Horvath K, Perman JA. Autism and gastrointestinal symptoms. Curr Gastroenterol Rep. 2002;4:251–8.
Maenner MJ, Arneson CL, Levy SE, Kirby RS, Nicholas JS, Durkin MS. Brief report: association between behavioral features and gastrointestinal problems among children with autism spectrum disorder. J Autism Dev Disord. 2012;42:1520–5.
Mazurek MO, Vasa RA, Kalb LG, Kanne SM, Rosenberg D, Keefer A, Murray DS, Freedman B, Lowery LA. Anxiety, sensory over-responsivity, and gastrointestinal problems in children with autism spectrum disorders. J Abnorm Child Psychol. 2013;41:165–76.
This work was partially supported by grant from the IRCCS Stella Maris Foundation (Ricerca Corrente, and the “5×1000” voluntary contributions, Italian Ministry of Health to FM). SC was partially supported by the Italian Ministry of Health and by Tuscany Region with the grant ‘GR-2010-2317873’, and by Bando FAS Salute Sviluppo Toscana (ARIANNA Project). ES was partially supported by the Italian Ministry of Health and by Tuscany Region with the grant ‘GR-2011-02348280’.
Availability of data and materials

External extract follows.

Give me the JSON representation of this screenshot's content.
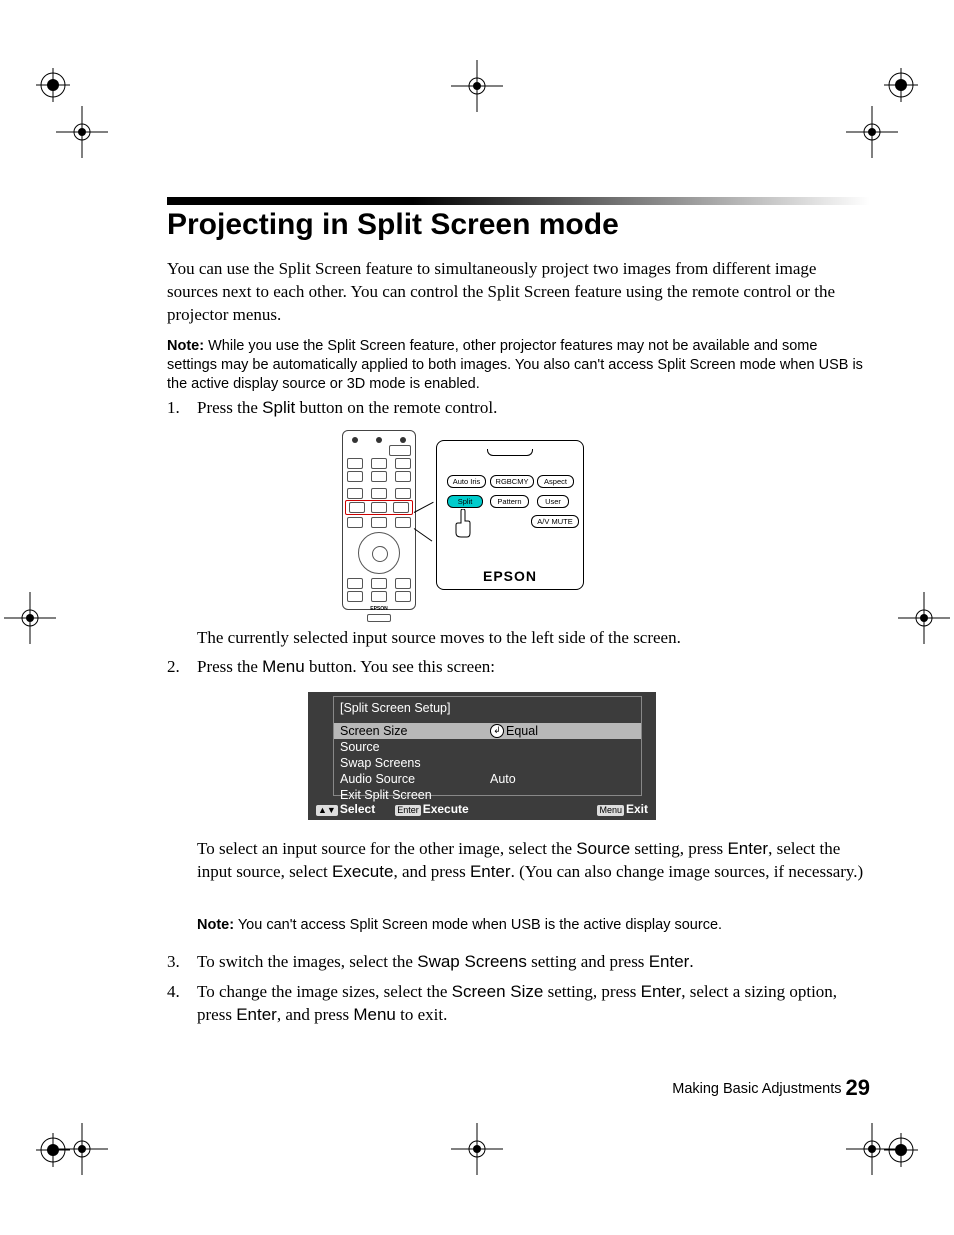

Dr. Calderoni and Dr. Santocchi had full access to all of the data in the study and takes responsibility for the integrity of the data and the accuracy of the data analysis.
SC and ES participated in the design of the work and wrote the manuscript. LC and AP performed serological tests. TDB wrote the first draft of the manuscript. TDB, FF, MP, AC, RT, collected the data. AN analyzed the data and participated in the design of the work. FM participated in the design of the work, helped to evaluate, edit the manuscript and performed critical revision. All authors read and approved the final manuscript.
The authors declare that they have no competing interests.
Consent for publication
All patients or their parents signed an informed consent for publication and agreed for their medical data to be published anonymously.
Ethics approval and consent to participate
This study was approved by the Research Ethics Committee of the IRCCS Stella Maris Foundation (Pisa, Italy), and performed in compliance with the Declaration of Helsinki and its later amendments. The committee’s reference number is not applicable. All patients or their parents signed an informed consent prior to the assessment.
About this article
- Celiac Disease
- Autism Spectrum Disorders
- Autoimmune disease
- Gastrointestinal symptoms
- Young children